Today, Arnold continues to keep Nesselhuff and O’Neal’s vision of a prison ministry alive. He leads worship services every Saturday evening, and often brings a handful of volunteer parishioners from other churches to help.
The atmosphere during the 90 minute worship is a lively one. An inmate band of 15 men sing and play guitars, drums and a keyboard. As inmates trickle in, they join in song, clap their hands and smile as Arnold greets them at the big metal doors of the chapel.
Arnold preaches, often asking the inmates how God has changed their lives. Toward the end of the service, men line up to receive a Eucharist of communion wafers and grape juice. Occasionally, men will ask to be baptized. Arnold estimates he’s performed around 300 prison baptisms since he became pastor for the Living Stones.
The weekend worship service has become popular among inmates. When Arnold began working at WCC three years ago, the congregation had about 10 to 20 people. Today, the worship service usually draws anywhere from 70 to close to 100 attendees. Arnold said the spiritual connections inmates make through the Living Stones inspires them to want to become better people.
“These men have often grown up in horrific circumstances. They’re battling addictions and they know that life has not worked for them and they’ve suffered from a lot of trauma,” Arnold said. “I let them know they can work through it and they can do something different with their lives.”
Lawrence Latta, III said he’s an example of that. He was an offender at WCC who was released into community custody last month after serving a 16 month sentence on identity theft charges. He said Arnold helps inmates see the good in themselves and vow to make better choices when they eventually return to their communities.
“He wants us to succeed,”Latta said. “He wants us to know that we are OK and that’s huge for a lot of these guys. This is the one place we get to be ourselves. I didn’t believe in God when I first got in here and this man helped me find God.”
In addition to presiding over worship services, Arnold leads bible studies once a week and takes on duties of the prison’s current chaplain, Greg Garringer, when he’s not available. Arnold also counsels inmates who come to him with problems, or who are depressed and need someone to talk to. They’re duties Garringer says aren’t easy, but are important parts of prison work that Arnold takes on with pride.
“Norm has a heart for prison ministry, shown through his caring for these men and their families,” Garringer said. “He truly is valued as part of the chaplaincy team.”
In addition to holding services in prison, the congregation also helps former inmates outside prison walls.
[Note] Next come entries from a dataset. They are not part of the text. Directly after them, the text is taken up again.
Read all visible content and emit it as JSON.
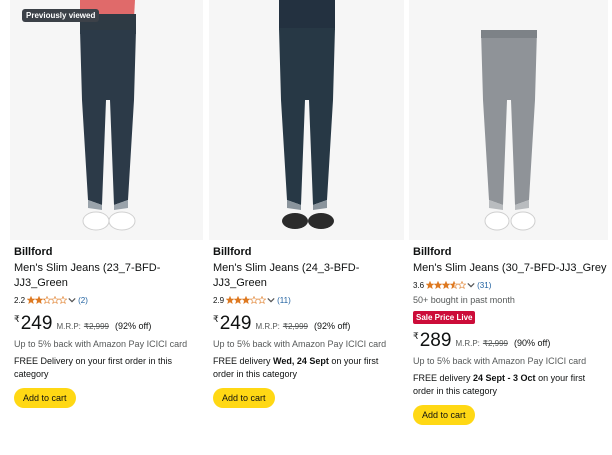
{
  "colors": {
    "accent": "#ffd814",
    "star": "#de7921",
    "link": "#2162a1",
    "deal": "#cc0c39"
  },
  "products": [
    {
      "badge": "Previously viewed",
      "brand": "Billford",
      "title_line1": "Men's Slim Jeans (23_7-BFD-",
      "title_line2": "JJ3_Green",
      "rating": "2.2",
      "rating_stars": 2.2,
      "reviews": "(2)",
      "price_symbol": "₹",
      "price": "249",
      "mrp_label": "M.R.P:",
      "mrp": "₹2,999",
      "discount": "(92% off)",
      "cashback": "Up to 5% back with Amazon Pay ICICI card",
      "delivery_prefix": "FREE Delivery on your first order in this category",
      "delivery_bold": "",
      "delivery_suffix": "",
      "cart_label": "Add to cart",
      "image": "dark-blue-jeans"
    },
    {
      "badge": "",
      "brand": "Billford",
      "title_line1": "Men's Slim Jeans (24_3-BFD-",
      "title_line2": "JJ3_Green",
      "rating": "2.9",
      "rating_stars": 2.9,
      "reviews": "(11)",
      "price_symbol": "₹",
      "price": "249",
      "mrp_label": "M.R.P:",
      "mrp": "₹2,999",
      "discount": "(92% off)",
      "cashback": "Up to 5% back with Amazon Pay ICICI card",
      "delivery_prefix": "FREE delivery ",
      "delivery_bold": "Wed, 24 Sept",
      "delivery_suffix": " on your first order in this category",
      "cart_label": "Add to cart",
      "image": "dark-green-jeans"
    },
    {
      "badge": "",
      "brand": "Billford",
      "title_line1": "Men's Slim Jeans (30_7-BFD-JJ3_Grey",
      "title_line2": "",
      "rating": "3.6",
      "rating_stars": 3.6,
      "reviews": "(31)",
      "bought": "50+ bought in past month",
      "deal_badge": "Sale Price Live",
      "price_symbol": "₹",
      "price": "289",
      "mrp_label": "M.R.P:",
      "mrp": "₹2,999",
      "discount": "(90% off)",
      "cashback": "Up to 5% back with Amazon Pay ICICI card",
      "delivery_prefix": "FREE delivery ",
      "delivery_bold": "24 Sept - 3 Oct",
      "delivery_suffix": " on your first order in this category",
      "cart_label": "Add to cart",
      "image": "grey-jeans"
    }
  ]
}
For example, Arnold and volunteers regularly collect new and gently used clothing and personal hygiene and toiletry items for a freedom backpack program that began last year. Inmates who have completed their prison sentences receive the backpacks filled with these items upon release.
Living Stones volunteers have also started a community fellowship for former inmates and their families called the “LS 180 Project.” They meet at a church in Lacey Sunday evenings for dinner, where they can talk about the challenges they face as they try to reestablish themselves, such as finding safe, secure housing, finding a job, dealing with feelings of isolation and reconnecting with and gaining trust from family members.
Living Stones is also working with a group of business students at Pacific Lutheran University to come up with a business plan they hope to use one day to open a resource center for former inmates who are reentering society that offers employment coaching, independent living skills training, substance abuse counseling and connections to community services to help them rebuild their lives.
“So many barriers have been put in front of these men and it’s pretty tough for these guys when they come out,” Arnold said. “The goal is to try and reduce the barriers of people coming back into the community and this is another step in that direction. I feel like I have a purpose in being here and I can offer some hope for their future as they learn God is with them.”
For more information or how to volunteer, visit Livingstones Prison Congregation website